castrating. Jed worked harder than the rest of us, and I saw that he could run this ranch on his own.
Right then and there, I decided to leave him with a good working spread, and I'd take off for Willamette
the next year and start my own life—away from Etta. I'd stick with sporting women and stay away from all
the Ettas who would break me up all over again. I knew I was a hell of a lot better off without a woman
who could break me in two any time she pleased.
After the spring round-up, I went to the bank and got a loan to buy some more beeves. I needed more
cows and a couple of bulls. Come fall, I'd sell off the steers that had been born in the spring to
give me the money to pay off the loan and leave us enough to winter on. The banker charged me high
interest, but I needed the money, so I took it. A month later, I bought two blooded bulls and fifty
head of cows.
The future of the ranch looked bright and we all worked our butts off to make sure we took every
advantage. I told Jed about my plan to start a ranch in Oregon, and he agreed it would be the best
thing, although I was surprised to see that he seemed reluctant to see me go. He wanted to give me
half the herd. I didn't want to take them, but he insisted that I should. I told him we'd worry
about that next year, and we didn't discuss it any further.
In August, Sinker Creek started to dry up. The locals had told me it was a year-around creek, so we
decided to ride upstream to see why we weren't getting any water. We found out—some miners were
sluicing for gold and destroying the creek. I told them to get off my land, but they said I didn't
own it and that they'd staked claim. It was true that they had the mineral rights, but I had the
Then I found out that the bank that loaned me money was also financing the mining outfit. I went to
the banker and told him that the miners would put me out of business if they ruined the creek that fed
my place. I asked him why the hell he financed an operation that would put another one he'd financed
at risk. He said he didn't care about my problems, and that he'd continue to stake them once a month.
The creek had nearly dried up altogether by the end of August and my herd was getting might thirsty.
Jed and I tried to come up with a way to get the miners to go somewhere else, but couldn't think of
a single reasonable way. One day, we were joking, and one of us said that if the bank was robbed, the
miners wouldn't get their stake and would probably leave. I guess Bosco must have heard us, because
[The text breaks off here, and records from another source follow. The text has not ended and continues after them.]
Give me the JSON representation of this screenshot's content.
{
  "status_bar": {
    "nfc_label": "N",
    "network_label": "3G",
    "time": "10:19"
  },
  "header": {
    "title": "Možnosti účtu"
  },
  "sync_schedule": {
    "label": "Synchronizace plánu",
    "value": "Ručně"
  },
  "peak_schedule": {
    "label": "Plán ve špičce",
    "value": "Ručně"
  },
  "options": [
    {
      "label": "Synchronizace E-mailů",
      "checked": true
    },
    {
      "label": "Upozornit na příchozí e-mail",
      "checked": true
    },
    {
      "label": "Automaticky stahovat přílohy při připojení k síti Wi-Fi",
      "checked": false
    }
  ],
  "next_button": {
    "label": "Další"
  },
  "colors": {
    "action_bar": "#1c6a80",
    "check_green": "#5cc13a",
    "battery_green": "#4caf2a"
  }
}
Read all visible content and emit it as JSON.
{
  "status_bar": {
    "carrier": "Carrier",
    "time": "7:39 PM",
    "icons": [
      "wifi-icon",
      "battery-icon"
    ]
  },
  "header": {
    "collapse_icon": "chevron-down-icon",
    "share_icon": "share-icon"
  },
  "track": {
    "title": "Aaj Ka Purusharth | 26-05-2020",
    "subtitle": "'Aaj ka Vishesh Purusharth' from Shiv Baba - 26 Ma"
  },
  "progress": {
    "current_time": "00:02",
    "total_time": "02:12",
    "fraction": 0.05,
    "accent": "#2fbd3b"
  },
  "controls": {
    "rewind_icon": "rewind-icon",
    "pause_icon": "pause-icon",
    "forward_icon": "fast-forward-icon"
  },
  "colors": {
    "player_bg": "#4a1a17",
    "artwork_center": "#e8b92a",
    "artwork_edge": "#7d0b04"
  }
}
the next damned thing I know, he's trying to hold up the bank. I stopped him, but not before the woman
working there had shot me in the leg.
And that's how I ended up in Oreana, Idaho, lying on a doctor's table with a hole in my leg, looking
at a beautiful woman.